DIRECTIONS » Across the entries below, tally every line that holds the word "title". Give only the tally.
RECORDS FOR THE TASK below:
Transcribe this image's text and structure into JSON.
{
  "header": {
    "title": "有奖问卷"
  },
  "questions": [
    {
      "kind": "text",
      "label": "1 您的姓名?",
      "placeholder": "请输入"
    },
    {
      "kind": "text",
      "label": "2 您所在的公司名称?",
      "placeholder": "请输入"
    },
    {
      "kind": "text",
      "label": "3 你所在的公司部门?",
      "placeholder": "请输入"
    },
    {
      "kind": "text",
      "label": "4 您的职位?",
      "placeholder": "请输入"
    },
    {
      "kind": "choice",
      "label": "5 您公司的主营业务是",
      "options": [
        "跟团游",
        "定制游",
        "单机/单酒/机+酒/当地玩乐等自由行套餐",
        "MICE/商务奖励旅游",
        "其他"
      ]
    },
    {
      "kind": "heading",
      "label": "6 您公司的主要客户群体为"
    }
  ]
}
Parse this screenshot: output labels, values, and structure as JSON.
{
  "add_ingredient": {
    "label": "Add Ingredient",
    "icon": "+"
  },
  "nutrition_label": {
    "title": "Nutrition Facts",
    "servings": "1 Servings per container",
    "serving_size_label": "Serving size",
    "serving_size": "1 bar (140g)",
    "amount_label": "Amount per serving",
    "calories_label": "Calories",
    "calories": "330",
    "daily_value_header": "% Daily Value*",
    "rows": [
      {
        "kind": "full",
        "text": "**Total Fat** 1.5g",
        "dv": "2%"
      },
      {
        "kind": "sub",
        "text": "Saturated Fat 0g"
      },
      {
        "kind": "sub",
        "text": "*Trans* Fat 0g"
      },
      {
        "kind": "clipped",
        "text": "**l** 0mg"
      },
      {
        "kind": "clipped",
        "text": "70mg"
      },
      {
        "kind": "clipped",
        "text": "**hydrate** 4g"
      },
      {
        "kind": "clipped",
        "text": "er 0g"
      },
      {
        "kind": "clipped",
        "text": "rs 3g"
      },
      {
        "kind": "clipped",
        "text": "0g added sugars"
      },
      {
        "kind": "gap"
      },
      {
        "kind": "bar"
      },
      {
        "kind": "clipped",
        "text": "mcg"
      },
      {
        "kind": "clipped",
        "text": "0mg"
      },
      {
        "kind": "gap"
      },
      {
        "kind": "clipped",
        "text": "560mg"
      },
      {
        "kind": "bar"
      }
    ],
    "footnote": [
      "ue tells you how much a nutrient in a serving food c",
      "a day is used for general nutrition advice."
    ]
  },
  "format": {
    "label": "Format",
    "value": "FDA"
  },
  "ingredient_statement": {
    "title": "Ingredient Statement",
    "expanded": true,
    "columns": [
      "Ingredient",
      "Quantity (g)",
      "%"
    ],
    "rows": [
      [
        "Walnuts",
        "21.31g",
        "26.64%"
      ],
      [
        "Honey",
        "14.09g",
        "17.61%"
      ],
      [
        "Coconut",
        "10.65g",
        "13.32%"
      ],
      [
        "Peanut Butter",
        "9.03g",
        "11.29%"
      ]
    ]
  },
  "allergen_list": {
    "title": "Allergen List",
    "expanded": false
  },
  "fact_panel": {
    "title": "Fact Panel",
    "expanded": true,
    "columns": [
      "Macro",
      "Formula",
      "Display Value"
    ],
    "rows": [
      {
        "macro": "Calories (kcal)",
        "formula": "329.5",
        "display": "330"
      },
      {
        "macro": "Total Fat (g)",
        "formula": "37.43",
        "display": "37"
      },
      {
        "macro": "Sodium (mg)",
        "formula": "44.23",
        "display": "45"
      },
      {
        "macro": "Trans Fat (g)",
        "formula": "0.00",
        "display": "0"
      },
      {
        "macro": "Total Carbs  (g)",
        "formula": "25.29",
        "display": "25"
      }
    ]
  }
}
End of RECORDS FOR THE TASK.
RESULT FOR THIS TASK » 5